**Exercise data**
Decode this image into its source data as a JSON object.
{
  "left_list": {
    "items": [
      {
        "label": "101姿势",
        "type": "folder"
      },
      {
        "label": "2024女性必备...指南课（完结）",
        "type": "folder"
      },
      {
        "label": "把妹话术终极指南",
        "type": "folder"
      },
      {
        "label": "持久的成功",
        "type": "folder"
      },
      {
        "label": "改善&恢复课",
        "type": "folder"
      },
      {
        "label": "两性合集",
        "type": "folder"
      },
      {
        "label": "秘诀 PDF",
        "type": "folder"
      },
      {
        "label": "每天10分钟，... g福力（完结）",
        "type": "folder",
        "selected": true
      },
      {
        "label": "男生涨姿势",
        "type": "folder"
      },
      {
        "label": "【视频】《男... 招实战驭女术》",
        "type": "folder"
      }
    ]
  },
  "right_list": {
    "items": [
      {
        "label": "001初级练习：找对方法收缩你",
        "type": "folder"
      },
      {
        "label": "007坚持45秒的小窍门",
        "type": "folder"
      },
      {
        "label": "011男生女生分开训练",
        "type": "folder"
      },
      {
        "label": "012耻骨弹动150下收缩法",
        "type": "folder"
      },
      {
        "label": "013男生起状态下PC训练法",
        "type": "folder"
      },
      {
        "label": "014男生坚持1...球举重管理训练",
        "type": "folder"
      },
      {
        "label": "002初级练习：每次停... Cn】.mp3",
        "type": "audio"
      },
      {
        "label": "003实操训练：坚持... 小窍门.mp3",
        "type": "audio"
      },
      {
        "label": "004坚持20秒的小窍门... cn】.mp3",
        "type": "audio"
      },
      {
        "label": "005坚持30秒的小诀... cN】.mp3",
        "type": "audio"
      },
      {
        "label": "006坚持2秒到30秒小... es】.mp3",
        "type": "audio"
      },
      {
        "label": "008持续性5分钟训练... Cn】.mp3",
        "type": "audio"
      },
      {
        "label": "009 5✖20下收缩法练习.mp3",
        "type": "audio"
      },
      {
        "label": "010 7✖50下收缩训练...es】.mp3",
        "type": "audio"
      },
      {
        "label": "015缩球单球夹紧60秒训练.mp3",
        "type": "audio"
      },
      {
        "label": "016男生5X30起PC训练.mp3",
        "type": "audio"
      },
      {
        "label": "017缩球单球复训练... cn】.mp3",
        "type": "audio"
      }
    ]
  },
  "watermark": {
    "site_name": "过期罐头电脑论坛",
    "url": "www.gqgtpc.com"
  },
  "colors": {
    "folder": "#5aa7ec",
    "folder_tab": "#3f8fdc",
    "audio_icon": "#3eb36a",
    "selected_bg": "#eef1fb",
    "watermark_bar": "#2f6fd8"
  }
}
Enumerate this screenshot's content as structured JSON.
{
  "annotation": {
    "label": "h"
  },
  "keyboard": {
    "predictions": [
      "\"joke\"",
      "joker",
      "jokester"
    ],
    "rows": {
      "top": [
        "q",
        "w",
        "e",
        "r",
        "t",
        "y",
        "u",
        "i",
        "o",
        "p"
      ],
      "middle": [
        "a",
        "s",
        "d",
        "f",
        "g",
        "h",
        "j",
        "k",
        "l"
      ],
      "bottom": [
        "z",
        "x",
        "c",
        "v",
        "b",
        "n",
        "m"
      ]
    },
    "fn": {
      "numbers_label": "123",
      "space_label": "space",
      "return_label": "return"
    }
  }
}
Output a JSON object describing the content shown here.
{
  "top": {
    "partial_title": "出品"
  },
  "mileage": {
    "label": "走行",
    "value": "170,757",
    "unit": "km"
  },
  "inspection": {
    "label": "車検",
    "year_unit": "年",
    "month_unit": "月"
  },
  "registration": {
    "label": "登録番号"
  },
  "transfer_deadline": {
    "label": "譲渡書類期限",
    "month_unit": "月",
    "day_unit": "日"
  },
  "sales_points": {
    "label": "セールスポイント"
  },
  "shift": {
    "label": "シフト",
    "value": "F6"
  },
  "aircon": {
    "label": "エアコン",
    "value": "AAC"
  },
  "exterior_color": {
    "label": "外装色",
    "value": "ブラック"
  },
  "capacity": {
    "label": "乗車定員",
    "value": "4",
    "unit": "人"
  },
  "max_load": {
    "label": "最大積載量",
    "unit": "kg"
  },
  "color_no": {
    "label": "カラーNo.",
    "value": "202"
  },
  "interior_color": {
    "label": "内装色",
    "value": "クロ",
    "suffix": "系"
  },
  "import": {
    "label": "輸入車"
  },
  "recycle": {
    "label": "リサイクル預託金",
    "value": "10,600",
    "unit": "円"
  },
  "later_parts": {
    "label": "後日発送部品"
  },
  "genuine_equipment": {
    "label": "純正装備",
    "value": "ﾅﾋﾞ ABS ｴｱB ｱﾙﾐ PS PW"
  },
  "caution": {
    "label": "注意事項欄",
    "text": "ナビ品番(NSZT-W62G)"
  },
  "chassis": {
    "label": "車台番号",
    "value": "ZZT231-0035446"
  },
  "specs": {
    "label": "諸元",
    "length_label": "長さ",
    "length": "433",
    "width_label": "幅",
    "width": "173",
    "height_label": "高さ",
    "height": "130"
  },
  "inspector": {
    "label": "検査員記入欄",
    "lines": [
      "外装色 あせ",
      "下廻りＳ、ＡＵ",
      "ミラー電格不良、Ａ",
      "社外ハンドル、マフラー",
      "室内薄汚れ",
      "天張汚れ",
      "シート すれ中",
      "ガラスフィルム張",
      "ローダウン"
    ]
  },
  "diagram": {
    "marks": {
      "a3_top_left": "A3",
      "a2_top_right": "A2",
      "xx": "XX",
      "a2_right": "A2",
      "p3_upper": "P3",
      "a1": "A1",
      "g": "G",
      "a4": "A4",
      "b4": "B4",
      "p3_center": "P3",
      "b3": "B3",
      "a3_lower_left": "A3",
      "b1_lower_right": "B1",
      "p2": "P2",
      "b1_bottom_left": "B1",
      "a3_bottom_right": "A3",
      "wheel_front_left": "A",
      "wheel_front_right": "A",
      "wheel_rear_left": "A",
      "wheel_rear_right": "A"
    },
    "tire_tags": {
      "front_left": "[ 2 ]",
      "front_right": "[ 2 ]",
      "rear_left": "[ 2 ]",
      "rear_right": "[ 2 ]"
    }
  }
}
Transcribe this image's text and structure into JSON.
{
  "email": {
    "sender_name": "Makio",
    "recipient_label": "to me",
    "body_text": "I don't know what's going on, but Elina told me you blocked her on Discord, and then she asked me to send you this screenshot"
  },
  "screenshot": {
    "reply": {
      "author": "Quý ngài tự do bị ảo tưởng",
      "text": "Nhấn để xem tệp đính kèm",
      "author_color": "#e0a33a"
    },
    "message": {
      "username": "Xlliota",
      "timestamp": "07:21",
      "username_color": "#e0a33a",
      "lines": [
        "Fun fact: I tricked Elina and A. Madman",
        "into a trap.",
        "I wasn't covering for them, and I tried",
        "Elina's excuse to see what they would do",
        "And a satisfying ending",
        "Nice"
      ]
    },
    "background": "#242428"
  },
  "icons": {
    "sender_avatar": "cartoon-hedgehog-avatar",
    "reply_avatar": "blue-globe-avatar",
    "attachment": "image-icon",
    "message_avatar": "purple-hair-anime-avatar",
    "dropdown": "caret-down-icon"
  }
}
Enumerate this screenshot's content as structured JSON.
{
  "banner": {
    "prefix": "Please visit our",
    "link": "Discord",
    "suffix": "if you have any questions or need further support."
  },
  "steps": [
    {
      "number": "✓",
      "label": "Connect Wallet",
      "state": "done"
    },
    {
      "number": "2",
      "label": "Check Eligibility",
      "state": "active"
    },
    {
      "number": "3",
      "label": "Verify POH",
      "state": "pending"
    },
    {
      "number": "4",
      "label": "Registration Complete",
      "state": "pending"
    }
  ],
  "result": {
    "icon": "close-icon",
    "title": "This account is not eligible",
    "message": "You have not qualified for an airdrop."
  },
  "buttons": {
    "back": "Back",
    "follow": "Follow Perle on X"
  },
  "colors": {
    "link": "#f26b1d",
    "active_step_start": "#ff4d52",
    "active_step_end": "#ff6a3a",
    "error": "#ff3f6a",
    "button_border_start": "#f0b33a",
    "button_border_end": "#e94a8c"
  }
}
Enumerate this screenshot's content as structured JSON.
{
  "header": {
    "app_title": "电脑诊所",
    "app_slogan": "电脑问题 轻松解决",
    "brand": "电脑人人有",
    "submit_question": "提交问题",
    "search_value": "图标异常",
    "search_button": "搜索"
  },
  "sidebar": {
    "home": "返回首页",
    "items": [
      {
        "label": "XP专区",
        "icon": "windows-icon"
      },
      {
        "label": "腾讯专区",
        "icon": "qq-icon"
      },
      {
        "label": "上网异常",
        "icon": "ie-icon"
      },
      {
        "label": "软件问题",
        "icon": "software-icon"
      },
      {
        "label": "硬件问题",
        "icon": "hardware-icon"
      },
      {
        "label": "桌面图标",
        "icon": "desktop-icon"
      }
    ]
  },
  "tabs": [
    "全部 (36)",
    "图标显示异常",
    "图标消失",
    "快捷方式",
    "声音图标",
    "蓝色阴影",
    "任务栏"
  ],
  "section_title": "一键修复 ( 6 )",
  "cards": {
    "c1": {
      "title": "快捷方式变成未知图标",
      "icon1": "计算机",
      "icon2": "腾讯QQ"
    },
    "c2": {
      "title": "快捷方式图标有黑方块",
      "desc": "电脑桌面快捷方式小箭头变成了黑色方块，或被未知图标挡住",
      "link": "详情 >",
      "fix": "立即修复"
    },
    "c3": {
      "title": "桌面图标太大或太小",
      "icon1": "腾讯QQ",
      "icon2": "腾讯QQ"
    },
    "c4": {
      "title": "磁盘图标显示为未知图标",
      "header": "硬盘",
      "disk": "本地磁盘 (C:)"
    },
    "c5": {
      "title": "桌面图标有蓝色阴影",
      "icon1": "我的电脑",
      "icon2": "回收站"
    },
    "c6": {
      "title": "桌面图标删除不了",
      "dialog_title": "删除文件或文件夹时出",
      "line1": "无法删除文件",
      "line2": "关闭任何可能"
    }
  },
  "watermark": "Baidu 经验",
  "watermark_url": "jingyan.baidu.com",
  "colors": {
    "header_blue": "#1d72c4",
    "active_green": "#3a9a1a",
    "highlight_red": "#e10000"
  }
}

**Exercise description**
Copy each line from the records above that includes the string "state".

**Finished exercise**
      "state": "done"
      "state": "active"
      "state": "pending"
      "state": "pending"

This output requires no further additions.